**Task:** Report every line below that carries the word "value".
■ ■ ■ ■
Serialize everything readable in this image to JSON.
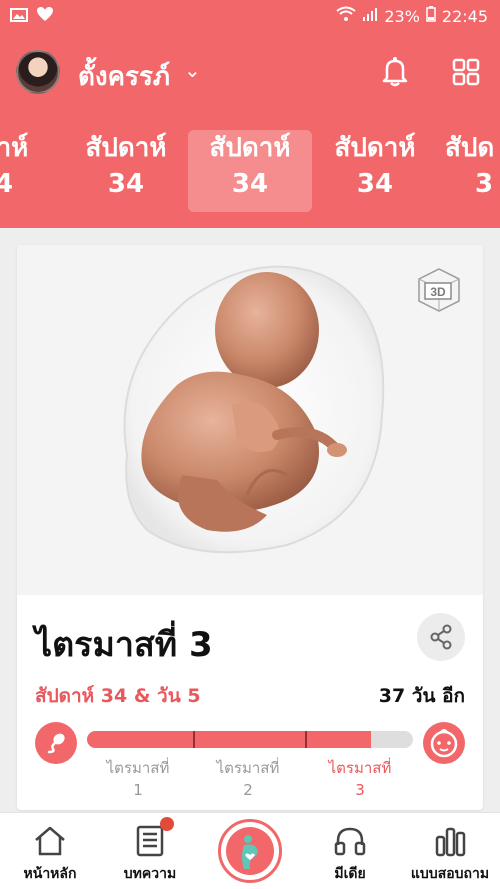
{
  "status_bar": {
    "battery": "23%",
    "time": "22:45"
  },
  "header": {
    "user_name": "ตั้งครรภ์",
    "caret": "⌄"
  },
  "week_tabs": [
    {
      "label": "ดาห์",
      "num": "4"
    },
    {
      "label": "สัปดาห์",
      "num": "34"
    },
    {
      "label": "สัปดาห์",
      "num": "34",
      "active": true
    },
    {
      "label": "สัปดาห์",
      "num": "34"
    },
    {
      "label": "สัปด",
      "num": "3"
    }
  ],
  "card": {
    "badge_3d": "3D",
    "trimester_title": "ไตรมาสที่ 3",
    "week_day_text": "สัปดาห์ 34 & วัน 5",
    "days_left_text": "37 วัน อีก",
    "progress_fraction": 0.87,
    "trimester_labels": [
      {
        "label": "ไตรมาสที่",
        "num": "1"
      },
      {
        "label": "ไตรมาสที่",
        "num": "2"
      },
      {
        "label": "ไตรมาสที่",
        "num": "3"
      }
    ]
  },
  "nav": {
    "home": "หน้าหลัก",
    "articles": "บทความ",
    "media": "มีเดีย",
    "quiz": "แบบสอบถาม"
  },
  "colors": {
    "brand": "#f2676a",
    "accent_text": "#e8585c"
  }
}
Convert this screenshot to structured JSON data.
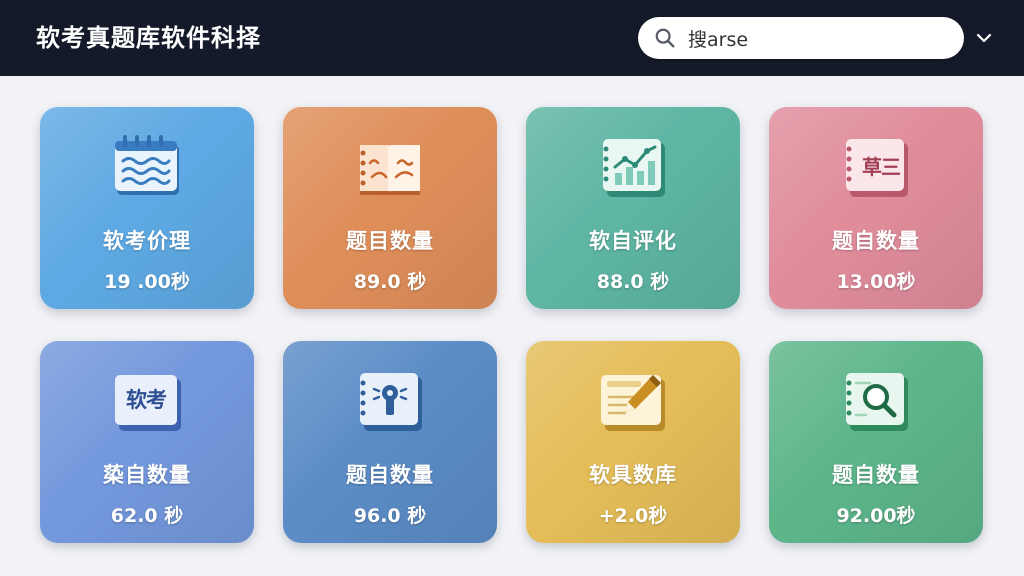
{
  "header": {
    "title": "软考真题库软件科择",
    "search": {
      "value": "搜arse",
      "icon": "search-icon"
    },
    "dropdown_icon": "chevron-down-icon"
  },
  "cards": [
    {
      "title": "软考价理",
      "value": "19 .00秒",
      "color": "#5ea9e3",
      "icon": "book-waves-icon"
    },
    {
      "title": "题目数量",
      "value": "89.0 秒",
      "color": "#df8e59",
      "icon": "open-book-icon"
    },
    {
      "title": "软自评化",
      "value": "88.0 秒",
      "color": "#5db5a2",
      "icon": "book-chart-icon"
    },
    {
      "title": "题自数量",
      "value": "13.00秒",
      "color": "#e08c9b",
      "icon": "book-text-icon",
      "icon_text": "草三"
    },
    {
      "title": "蒅自数量",
      "value": "62.0  秒",
      "color": "#7398dc",
      "icon": "book-text-icon",
      "icon_text": "软考"
    },
    {
      "title": "题自数量",
      "value": "96.0  秒",
      "color": "#5b8cc6",
      "icon": "book-lock-icon"
    },
    {
      "title": "软具数库",
      "value": "+2.0秒",
      "color": "#e4bd58",
      "icon": "notebook-pencil-icon"
    },
    {
      "title": "题自数量",
      "value": "92.00秒",
      "color": "#5db58a",
      "icon": "book-search-icon"
    }
  ]
}
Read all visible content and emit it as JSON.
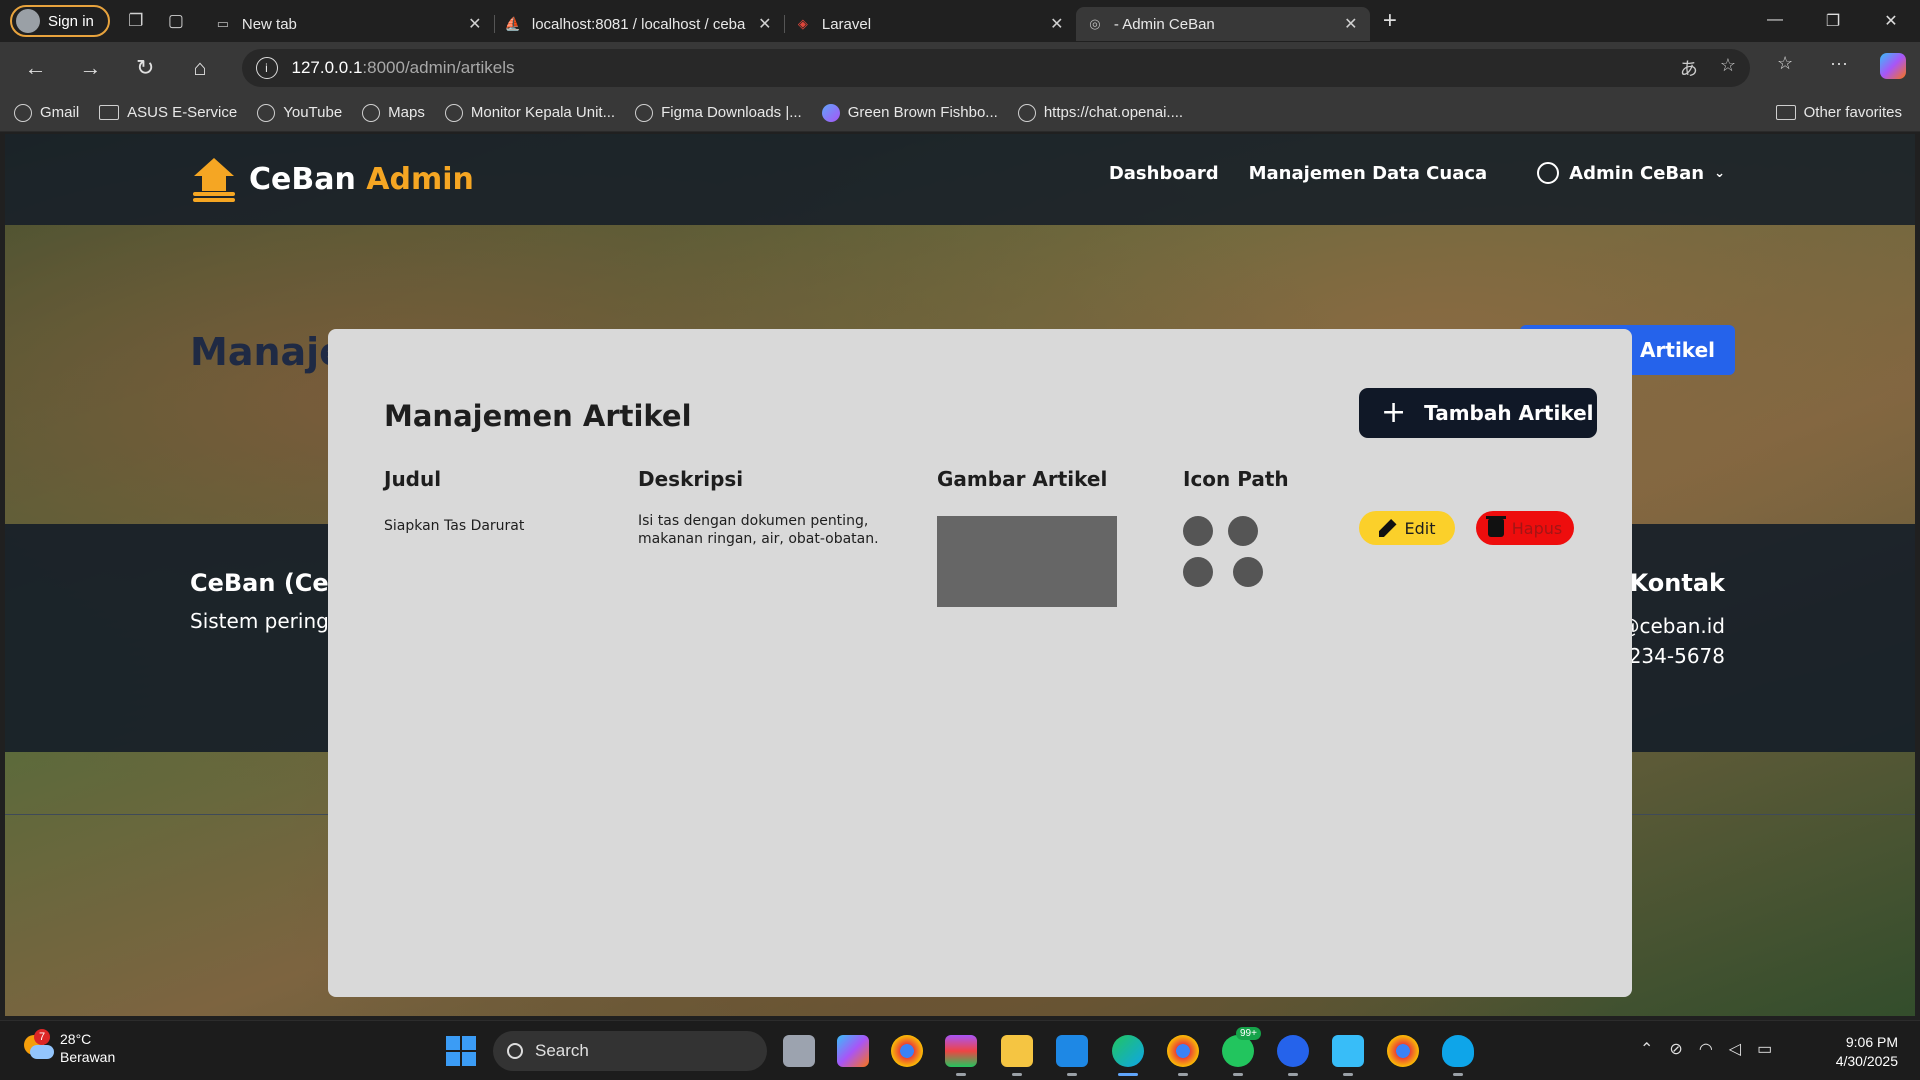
{
  "browser": {
    "signin_label": "Sign in",
    "tabs": [
      {
        "label": "New tab",
        "icon": "newtab-icon",
        "active": false
      },
      {
        "label": "localhost:8081 / localhost / ceban",
        "icon": "phpmyadmin-icon",
        "active": false
      },
      {
        "label": "Laravel",
        "icon": "laravel-icon",
        "active": false
      },
      {
        "label": "- Admin CeBan",
        "icon": "globe-icon",
        "active": true
      }
    ],
    "address": {
      "host": "127.0.0.1",
      "path": ":8000/admin/artikels"
    },
    "bookmarks": [
      {
        "label": "Gmail",
        "icon": "globe-icon"
      },
      {
        "label": "ASUS E-Service",
        "icon": "folder-icon"
      },
      {
        "label": "YouTube",
        "icon": "globe-icon"
      },
      {
        "label": "Maps",
        "icon": "globe-icon"
      },
      {
        "label": "Monitor Kepala Unit...",
        "icon": "globe-icon"
      },
      {
        "label": "Figma Downloads |...",
        "icon": "globe-icon"
      },
      {
        "label": "Green Brown Fishbo...",
        "icon": "canva-icon"
      },
      {
        "label": "https://chat.openai....",
        "icon": "globe-icon"
      }
    ],
    "other_favorites": "Other favorites"
  },
  "site": {
    "brand": "CeBan",
    "brand_accent": "Admin",
    "nav": {
      "dashboard": "Dashboard",
      "weather": "Manajemen Data Cuaca"
    },
    "user": "Admin CeBan",
    "bg_title": "Manaje",
    "bg_add_button": "h Artikel",
    "footer": {
      "brand": "CeBan (Ce",
      "desc": "Sistem pering",
      "contact_heading": "Kontak",
      "email": "@ceban.id",
      "phone": "234-5678"
    },
    "colors": {
      "accent": "#f5a623",
      "primary": "#2563eb",
      "dark": "#101827"
    }
  },
  "modal": {
    "title": "Manajemen Artikel",
    "add_button": "Tambah Artikel",
    "columns": {
      "judul": "Judul",
      "deskripsi": "Deskripsi",
      "gambar": "Gambar Artikel",
      "icon_path": "Icon Path"
    },
    "rows": [
      {
        "judul": "Siapkan Tas Darurat",
        "deskripsi_line1": "Isi tas dengan dokumen penting,",
        "deskripsi_line2": "makanan ringan, air, obat-obatan.",
        "edit_label": "Edit",
        "delete_label": "Hapus"
      }
    ]
  },
  "taskbar": {
    "weather_temp": "28°C",
    "weather_desc": "Berawan",
    "weather_badge": "7",
    "search_label": "Search",
    "whatsapp_badge": "99+",
    "time": "9:06 PM",
    "date": "4/30/2025"
  }
}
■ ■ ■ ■
**Exercise solution:**
      "value": "搜arse",
      "value": "19 .00秒",
      "value": "89.0 秒",
      "value": "88.0 秒",
      "value": "13.00秒",
      "value": "62.0  秒",
      "value": "96.0  秒",
      "value": "+2.0秒",
      "value": "92.00秒",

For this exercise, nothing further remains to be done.